Not unlike some of its delinquent genre predecessors, Kubo resorts principally to characters who stipulate their politics solely on the use of dealing with their fists to solve their differences, a factor in seeing how the heroes of this story battle the odds when they’re confronted with characters who happen to be armed; You seldom see this among the S.W.O.R.D. roster, save for a few characters when they wanna make a statement without being too lethal (indeed there are sticks, broken bottles, chains and other random items that are fair game), and the most prevalent instance in the use of weapons is in High & Low: The Red Rain, where the Amamiya Brothers are forced to dodge gunfire from the Kuryu-led Kamizono group. And at the mild risk of delivering in excess, that’s exactly the legacy that makes a franchise like High & Low as admirable as it is, with High & Low: The Worst making good on its role in delivering the kind of gangbuster martial arts and street-brawler Crows-style action, and immersive, sweeping cinematography and lensing.
The bigger, more crucial element to the story is the two-fold drama that pertains to the Hope Hill characters; Arata is essentially what Noboru and Kohaku are to Cobra and Yamato in the High & Low canon, and so it feels like a revisit of a similar trope that still works here in its own way, as long as it emboldens the necessary sympathy toward the story’s progression. And secondly is the more pertinent anti-drug message that emantes in full regalia as our heroes engage in their final stand; That even wayward delinquents aren’t fallen by the wayside when it comes to morals may be imprudent for some and palpable for others, but there’s no question with regard to its usefulness in a story brimming with violence over some of its more feasibly ebullient characterization juxtaposed to the story arc between Fujio and Sachio, and even the hilarity of budding romance between Madoka and Shinya.
As time passes and the world continues to deal with the on-going pandemic, time will tell if there will be more to the High & Low franchise ahead.
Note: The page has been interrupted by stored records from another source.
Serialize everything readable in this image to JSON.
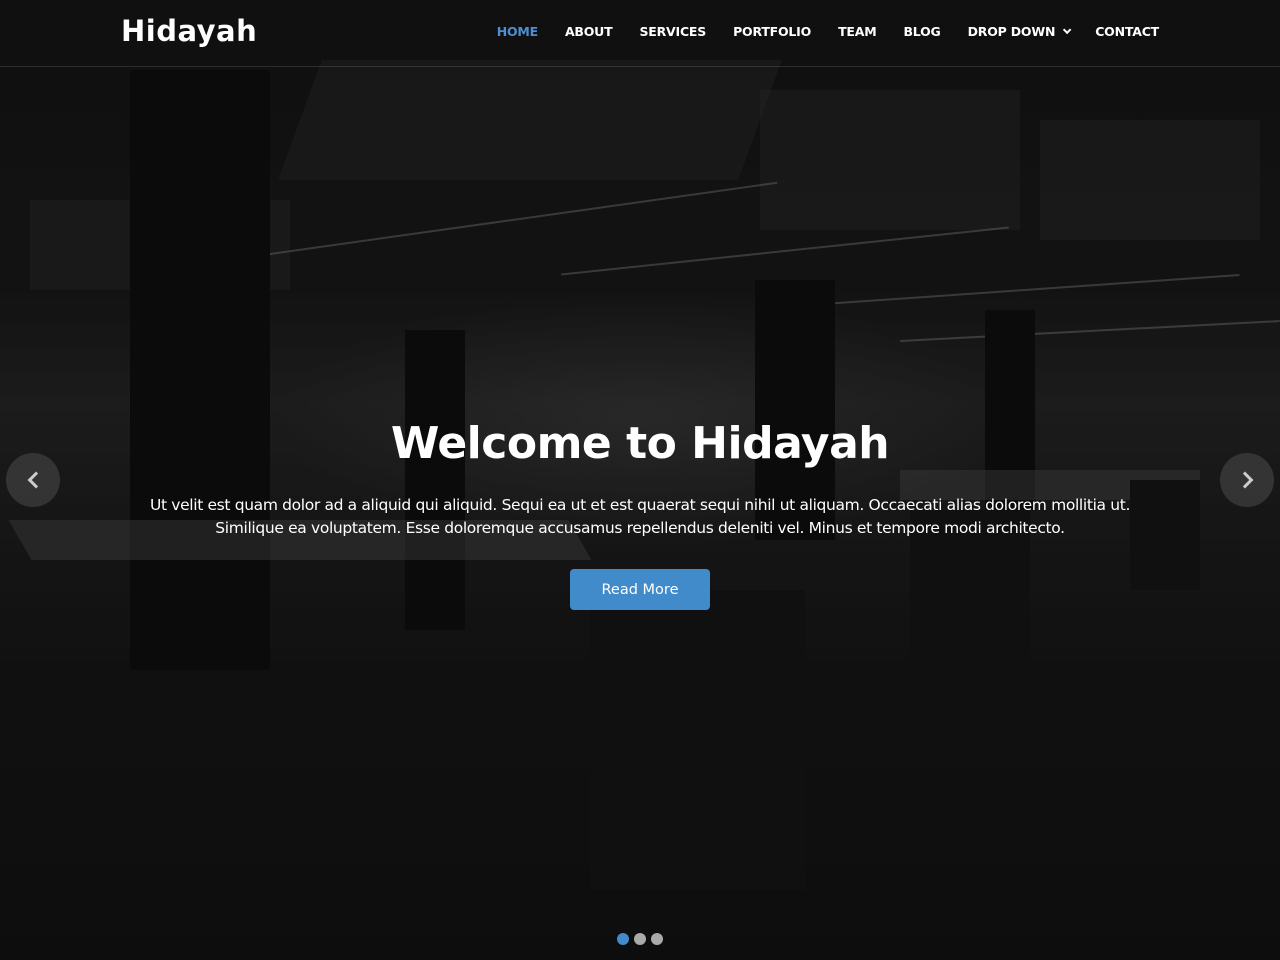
{
  "brand": {
    "logo": "Hidayah"
  },
  "nav": {
    "items": [
      {
        "label": "HOME",
        "active": true
      },
      {
        "label": "ABOUT"
      },
      {
        "label": "SERVICES"
      },
      {
        "label": "PORTFOLIO"
      },
      {
        "label": "TEAM"
      },
      {
        "label": "BLOG"
      },
      {
        "label": "DROP DOWN",
        "icon": "chevron-down-icon"
      },
      {
        "label": "CONTACT"
      }
    ]
  },
  "hero": {
    "title": "Welcome to Hidayah",
    "description": "Ut velit est quam dolor ad a aliquid qui aliquid. Sequi ea ut et est quaerat sequi nihil ut aliquam. Occaecati alias dolorem mollitia ut. Similique ea voluptatem. Esse doloremque accusamus repellendus deleniti vel. Minus et tempore modi architecto.",
    "button_label": "Read More",
    "prev_icon": "chevron-left-icon",
    "next_icon": "chevron-right-icon",
    "slides_total": 3,
    "active_slide": 1
  },
  "colors": {
    "accent": "#428bca",
    "nav_active": "#4d8fd6"
  }
}
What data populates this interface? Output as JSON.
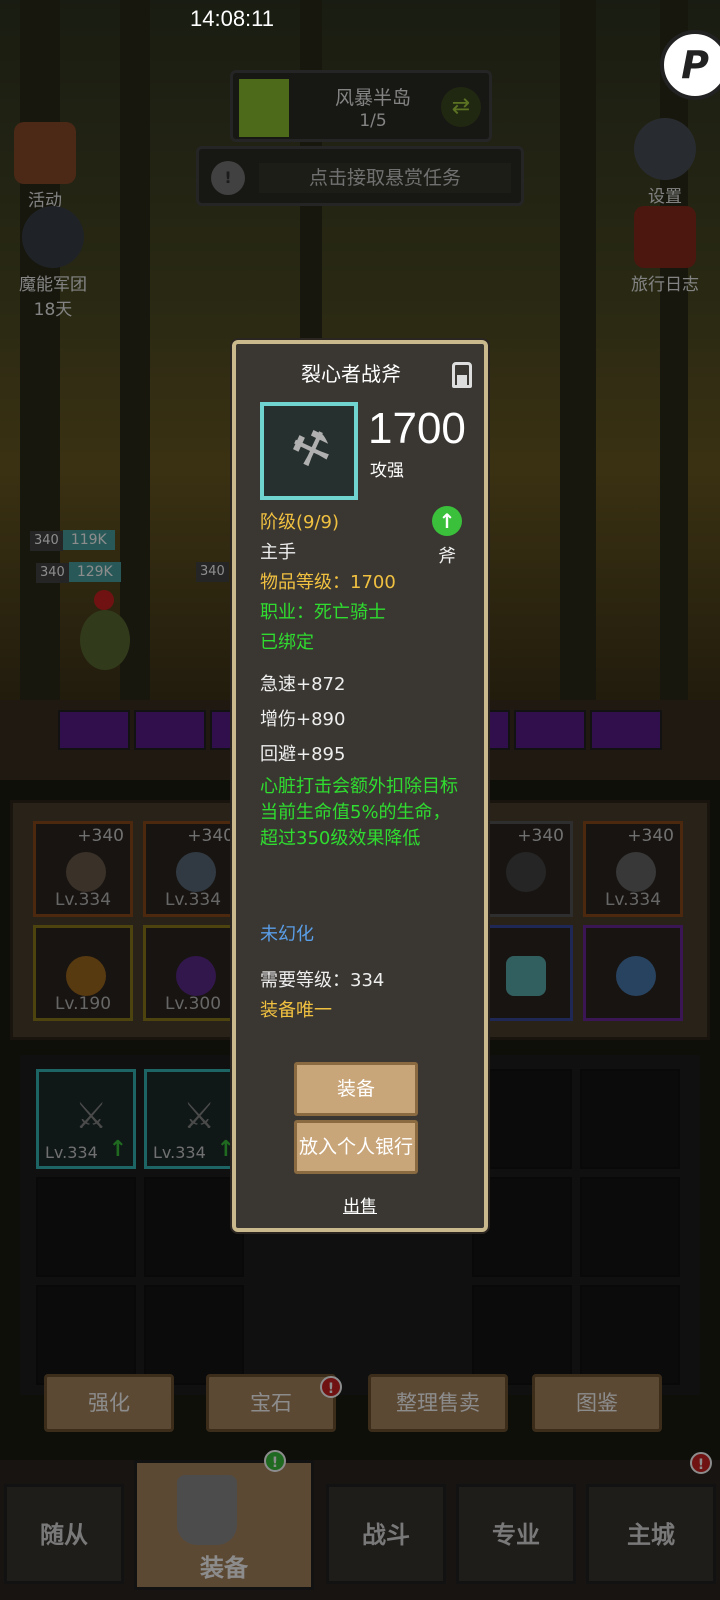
{
  "status": {
    "time": "14:08:11"
  },
  "corner_button": {
    "glyph": "P"
  },
  "zone": {
    "name": "风暴半岛",
    "progress": "1/5"
  },
  "quest": {
    "text": "点击接取悬赏任务"
  },
  "side_left": [
    {
      "label": "活动",
      "sub": ""
    },
    {
      "label": "魔能军团",
      "sub": "18天"
    }
  ],
  "side_right": [
    {
      "label": "设置"
    },
    {
      "label": "旅行日志"
    }
  ],
  "hp_bars": [
    {
      "level": "340",
      "value": "119K"
    },
    {
      "level": "340",
      "value": "129K"
    },
    {
      "level": "340",
      "value": ""
    }
  ],
  "equip_slots": [
    {
      "plus": "+340",
      "level": "Lv.334",
      "color": "#8a4b1a"
    },
    {
      "plus": "+340",
      "level": "Lv.334",
      "color": "#8a4b1a"
    },
    {
      "plus": "+340",
      "level": "",
      "color": "#555"
    },
    {
      "plus": "+340",
      "level": "Lv.334",
      "color": "#8a4b1a"
    },
    {
      "plus": "",
      "level": "Lv.190",
      "color": "#8a7a1a"
    },
    {
      "plus": "",
      "level": "Lv.300",
      "color": "#8a7a1a"
    },
    {
      "plus": "",
      "level": "",
      "color": "#3a4a9a"
    },
    {
      "plus": "",
      "level": "",
      "color": "#6a2a9a"
    }
  ],
  "bag_items": [
    {
      "level": "Lv.334",
      "up": "↑"
    },
    {
      "level": "Lv.334",
      "up": "↑"
    }
  ],
  "actions": [
    {
      "label": "强化",
      "badge": false
    },
    {
      "label": "宝石",
      "badge": true
    },
    {
      "label": "整理售卖",
      "badge": false
    },
    {
      "label": "图鉴",
      "badge": false
    }
  ],
  "tabs": [
    {
      "label": "随从"
    },
    {
      "label": "装备"
    },
    {
      "label": "战斗"
    },
    {
      "label": "专业"
    },
    {
      "label": "主城"
    }
  ],
  "badge_glyph": "!",
  "modal": {
    "title": "裂心者战斧",
    "power": "1700",
    "power_label": "攻强",
    "tier": "阶级(9/9)",
    "slot": "主手",
    "weapon_type": "斧",
    "item_level": "物品等级：1700",
    "class": "职业：死亡骑士",
    "bound": "已绑定",
    "stats": [
      "急速+872",
      "增伤+890",
      "回避+895"
    ],
    "effect": "心脏打击会额外扣除目标当前生命值5%的生命，超过350级效果降低",
    "transmog": "未幻化",
    "required_level": "需要等级：334",
    "unique": "装备唯一",
    "equip_button": "装备",
    "bank_button": "放入个人银行",
    "sell_link": "出售"
  },
  "colors": {
    "quality_border": "#6fd4d0",
    "gold_text": "#f0c040",
    "green_text": "#2fdc2f",
    "blue_text": "#5a9ee8"
  }
}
Undoubtedly, its easter egg tie-ins with The Worst to the Crows universe (aptly established in the live-action trilogy by Takashi Miike [2007-2009], and Toshiaki Toyada ) has its appeal, albeit paired with cameo appearances by Tettsu (Kanta Sato) and Chiharu (Taiki Sato) – two-thirds of the DTC trio formerly of Sannoh Hoodlum Squad – and so it’ll be interesting to see if there’s still a future in what’s been one of the most thrilling and entertaining action movie properties to ever hit screens.
We have LDH Pictures and Japanese supergroup Exile Tribe to thank for this and all their efforts to flesh out its multi-talented cadre of singers and dancers to screenfighting form, on top of producing powerhouse songs to deliver it all in full. Rest assured, if the best is still yet to come, then High & Low: The Worst, makes for a good segway. The film is now streaming worldwide outside Japan on Netflix, and you can catch my reviews of all seven films by clicking here, and whatever you do, just make sure that you see all seven films in order. I hate repeating myself.
Images by Shochiku and Netflix
Native New Yorker. Lover of all things pizza, chocolate, pets, and good friends. Karaoke hero. Left of center. Survivor. Fond supporter of cult, obscure and independent cinema - especially fond of Asian movies and global action cinema. Author of the bi-weekly Hit List. Founder and editor of Film Combat Syndicate. Still, very much, only human.